Even for women leaders there are assumptions about female qualities. The question over whether women make better leaders came up during 2020 as the world looked at how its leaders dealt with the Coronavirus pandemic. Are women biologically predisposed to being more compassionate and level-headed and do they make better decisions in a crisis, while naturally risk-taking, ambitious men get it all wrong? Or is this another case of stereotyped assumptions sending us off on the wrong path? As an article in Forbes argues, making these assumptions does everyone a disservice[iii]. Rippon, Fine and colleague Daphna Joel tell us to beware anyone who makes over-generalised, essentialist arguments (like ‘all men are…’ and ‘girls’ brains tend to be…’)[iv]
This International Women’s Day the theme is #ChooseToChallenge. Let’s call out gender bias and inequality. Let’s recognise the many situations across the world where women and men, boys and girls are not treated equally. Let’s challenge ourselves to recognise and address our own unconscious bias. Let’s be mindful of the intersecting characteristics that compound the inequalities faced by people of colour and other characteristics. And no more painting women as mystical goddesses of the kitchen. I’ll settle for equal human beings of the world.

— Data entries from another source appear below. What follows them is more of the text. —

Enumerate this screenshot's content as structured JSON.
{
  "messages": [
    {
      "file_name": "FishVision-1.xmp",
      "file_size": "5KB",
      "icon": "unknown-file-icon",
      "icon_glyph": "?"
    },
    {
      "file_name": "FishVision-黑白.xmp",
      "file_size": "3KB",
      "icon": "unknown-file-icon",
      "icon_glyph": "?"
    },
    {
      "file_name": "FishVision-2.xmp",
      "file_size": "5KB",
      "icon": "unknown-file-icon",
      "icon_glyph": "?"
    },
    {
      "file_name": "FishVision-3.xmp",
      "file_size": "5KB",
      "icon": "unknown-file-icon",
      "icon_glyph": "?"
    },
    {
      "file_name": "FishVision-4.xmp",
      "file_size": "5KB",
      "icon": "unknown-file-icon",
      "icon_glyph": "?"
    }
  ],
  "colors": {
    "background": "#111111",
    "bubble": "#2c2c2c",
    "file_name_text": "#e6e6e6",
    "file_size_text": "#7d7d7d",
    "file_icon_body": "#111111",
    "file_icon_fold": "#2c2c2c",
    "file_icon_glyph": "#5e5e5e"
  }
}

[ii] Fine, C. Delusions of Gender and Rippon, G. The Gendered Brain